WHAT YOU HAVE TO DO. Copy the records below exactly as they are written.

DATASET CONTENT.
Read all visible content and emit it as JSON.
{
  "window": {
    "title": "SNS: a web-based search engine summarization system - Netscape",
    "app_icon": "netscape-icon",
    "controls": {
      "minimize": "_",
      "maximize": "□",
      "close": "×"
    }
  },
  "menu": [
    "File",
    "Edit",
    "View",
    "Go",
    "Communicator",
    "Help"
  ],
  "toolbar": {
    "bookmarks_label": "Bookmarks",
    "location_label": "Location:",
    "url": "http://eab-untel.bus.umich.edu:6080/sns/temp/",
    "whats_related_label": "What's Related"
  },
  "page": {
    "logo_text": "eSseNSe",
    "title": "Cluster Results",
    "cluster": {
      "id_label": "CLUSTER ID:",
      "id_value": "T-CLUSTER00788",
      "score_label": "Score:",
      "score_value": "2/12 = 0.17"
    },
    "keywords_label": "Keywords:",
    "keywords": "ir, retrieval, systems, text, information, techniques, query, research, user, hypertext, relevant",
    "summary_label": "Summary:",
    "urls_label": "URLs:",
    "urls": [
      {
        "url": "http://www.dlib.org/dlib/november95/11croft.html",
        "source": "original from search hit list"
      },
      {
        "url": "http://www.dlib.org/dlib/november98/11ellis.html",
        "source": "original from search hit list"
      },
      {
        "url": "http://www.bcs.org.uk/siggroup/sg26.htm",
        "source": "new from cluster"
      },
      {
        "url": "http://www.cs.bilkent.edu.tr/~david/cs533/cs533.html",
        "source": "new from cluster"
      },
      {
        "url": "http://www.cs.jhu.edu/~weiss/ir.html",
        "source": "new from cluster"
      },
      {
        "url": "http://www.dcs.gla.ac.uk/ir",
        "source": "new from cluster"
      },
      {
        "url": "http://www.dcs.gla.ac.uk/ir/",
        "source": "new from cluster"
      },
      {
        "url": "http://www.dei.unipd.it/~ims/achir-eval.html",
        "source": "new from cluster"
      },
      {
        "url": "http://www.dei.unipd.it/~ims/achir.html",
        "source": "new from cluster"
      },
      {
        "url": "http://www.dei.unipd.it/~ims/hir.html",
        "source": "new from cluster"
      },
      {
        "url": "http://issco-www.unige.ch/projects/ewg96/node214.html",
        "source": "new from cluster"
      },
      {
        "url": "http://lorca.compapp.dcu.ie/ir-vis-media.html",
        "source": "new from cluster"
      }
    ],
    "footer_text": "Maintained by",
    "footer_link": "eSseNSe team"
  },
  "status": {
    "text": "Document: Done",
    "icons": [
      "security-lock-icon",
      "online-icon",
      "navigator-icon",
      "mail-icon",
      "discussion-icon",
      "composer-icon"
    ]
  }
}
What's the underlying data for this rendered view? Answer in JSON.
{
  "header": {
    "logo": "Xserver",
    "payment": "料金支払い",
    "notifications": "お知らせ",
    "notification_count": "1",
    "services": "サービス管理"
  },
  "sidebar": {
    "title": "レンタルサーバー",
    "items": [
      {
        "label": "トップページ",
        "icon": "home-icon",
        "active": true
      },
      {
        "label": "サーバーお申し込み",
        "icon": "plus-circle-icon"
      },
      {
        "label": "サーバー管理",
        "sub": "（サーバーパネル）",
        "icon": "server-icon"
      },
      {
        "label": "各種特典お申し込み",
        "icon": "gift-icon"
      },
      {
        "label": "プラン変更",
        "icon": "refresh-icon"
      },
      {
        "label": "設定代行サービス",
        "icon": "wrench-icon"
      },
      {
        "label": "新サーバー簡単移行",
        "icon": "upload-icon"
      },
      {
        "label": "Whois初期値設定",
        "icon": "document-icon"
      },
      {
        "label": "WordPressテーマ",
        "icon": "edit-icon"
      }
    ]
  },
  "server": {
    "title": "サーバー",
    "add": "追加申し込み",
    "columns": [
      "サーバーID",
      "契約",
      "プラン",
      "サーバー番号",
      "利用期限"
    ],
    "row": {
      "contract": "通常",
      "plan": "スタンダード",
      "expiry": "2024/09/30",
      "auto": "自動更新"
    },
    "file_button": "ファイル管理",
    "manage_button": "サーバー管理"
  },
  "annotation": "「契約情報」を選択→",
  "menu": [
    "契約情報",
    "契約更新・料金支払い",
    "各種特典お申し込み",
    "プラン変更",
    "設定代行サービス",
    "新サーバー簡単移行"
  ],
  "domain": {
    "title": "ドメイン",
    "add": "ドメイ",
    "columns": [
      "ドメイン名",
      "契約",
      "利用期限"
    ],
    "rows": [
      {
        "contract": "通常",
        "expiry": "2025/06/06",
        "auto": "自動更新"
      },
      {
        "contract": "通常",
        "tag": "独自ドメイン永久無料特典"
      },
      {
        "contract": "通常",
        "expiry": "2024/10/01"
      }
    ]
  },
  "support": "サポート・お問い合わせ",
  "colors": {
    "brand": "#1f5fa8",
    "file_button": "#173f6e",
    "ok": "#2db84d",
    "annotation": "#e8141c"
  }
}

RESPONSE AREA.
Read all visible content and emit it as JSON.
{
  "window": {
    "title": "SNS: a web-based search engine summarization system - Netscape",
    "app_icon": "netscape-icon",
    "controls": {
      "minimize": "_",
      "maximize": "□",
      "close": "×"
    }
  },
  "menu": [
    "File",
    "Edit",
    "View",
    "Go",
    "Communicator",
    "Help"
  ],
  "toolbar": {
    "bookmarks_label": "Bookmarks",
    "location_label": "Location:",
    "url": "http://eab-untel.bus.umich.edu:6080/sns/temp/",
    "whats_related_label": "What's Related"
  },
  "page": {
    "logo_text": "eSseNSe",
    "title": "Cluster Results",
    "cluster": {
      "id_label": "CLUSTER ID:",
      "id_value": "T-CLUSTER00788",
      "score_label": "Score:",
      "score_value": "2/12 = 0.17"
    },
    "keywords_label": "Keywords:",
    "keywords": "ir, retrieval, systems, text, information, techniques, query, research, user, hypertext, relevant",
    "summary_label": "Summary:",
    "urls_label": "URLs:",
    "urls": [
      {
        "url": "http://www.dlib.org/dlib/november95/11croft.html",
        "source": "original from search hit list"
      },
      {
        "url": "http://www.dlib.org/dlib/november98/11ellis.html",
        "source": "original from search hit list"
      },
      {
        "url": "http://www.bcs.org.uk/siggroup/sg26.htm",
        "source": "new from cluster"
      },
      {
        "url": "http://www.cs.bilkent.edu.tr/~david/cs533/cs533.html",
        "source": "new from cluster"
      },
      {
        "url": "http://www.cs.jhu.edu/~weiss/ir.html",
        "source": "new from cluster"
      },
      {
        "url": "http://www.dcs.gla.ac.uk/ir",
        "source": "new from cluster"
      },
      {
        "url": "http://www.dcs.gla.ac.uk/ir/",
        "source": "new from cluster"
      },
      {
        "url": "http://www.dei.unipd.it/~ims/achir-eval.html",
        "source": "new from cluster"
      },
      {
        "url": "http://www.dei.unipd.it/~ims/achir.html",
        "source": "new from cluster"
      },
      {
        "url": "http://www.dei.unipd.it/~ims/hir.html",
        "source": "new from cluster"
      },
      {
        "url": "http://issco-www.unige.ch/projects/ewg96/node214.html",
        "source": "new from cluster"
      },
      {
        "url": "http://lorca.compapp.dcu.ie/ir-vis-media.html",
        "source": "new from cluster"
      }
    ],
    "footer_text": "Maintained by",
    "footer_link": "eSseNSe team"
  },
  "status": {
    "text": "Document: Done",
    "icons": [
      "security-lock-icon",
      "online-icon",
      "navigator-icon",
      "mail-icon",
      "discussion-icon",
      "composer-icon"
    ]
  }
}
What's the underlying data for this rendered view? Answer in JSON.
{
  "header": {
    "logo": "Xserver",
    "payment": "料金支払い",
    "notifications": "お知らせ",
    "notification_count": "1",
    "services": "サービス管理"
  },
  "sidebar": {
    "title": "レンタルサーバー",
    "items": [
      {
        "label": "トップページ",
        "icon": "home-icon",
        "active": true
      },
      {
        "label": "サーバーお申し込み",
        "icon": "plus-circle-icon"
      },
      {
        "label": "サーバー管理",
        "sub": "（サーバーパネル）",
        "icon": "server-icon"
      },
      {
        "label": "各種特典お申し込み",
        "icon": "gift-icon"
      },
      {
        "label": "プラン変更",
        "icon": "refresh-icon"
      },
      {
        "label": "設定代行サービス",
        "icon": "wrench-icon"
      },
      {
        "label": "新サーバー簡単移行",
        "icon": "upload-icon"
      },
      {
        "label": "Whois初期値設定",
        "icon": "document-icon"
      },
      {
        "label": "WordPressテーマ",
        "icon": "edit-icon"
      }
    ]
  },
  "server": {
    "title": "サーバー",
    "add": "追加申し込み",
    "columns": [
      "サーバーID",
      "契約",
      "プラン",
      "サーバー番号",
      "利用期限"
    ],
    "row": {
      "contract": "通常",
      "plan": "スタンダード",
      "expiry": "2024/09/30",
      "auto": "自動更新"
    },
    "file_button": "ファイル管理",
    "manage_button": "サーバー管理"
  },
  "annotation": "「契約情報」を選択→",
  "menu": [
    "契約情報",
    "契約更新・料金支払い",
    "各種特典お申し込み",
    "プラン変更",
    "設定代行サービス",
    "新サーバー簡単移行"
  ],
  "domain": {
    "title": "ドメイン",
    "add": "ドメイ",
    "columns": [
      "ドメイン名",
      "契約",
      "利用期限"
    ],
    "rows": [
      {
        "contract": "通常",
        "expiry": "2025/06/06",
        "auto": "自動更新"
      },
      {
        "contract": "通常",
        "tag": "独自ドメイン永久無料特典"
      },
      {
        "contract": "通常",
        "expiry": "2024/10/01"
      }
    ]
  },
  "support": "サポート・お問い合わせ",
  "colors": {
    "brand": "#1f5fa8",
    "file_button": "#173f6e",
    "ok": "#2db84d",
    "annotation": "#e8141c"
  }
}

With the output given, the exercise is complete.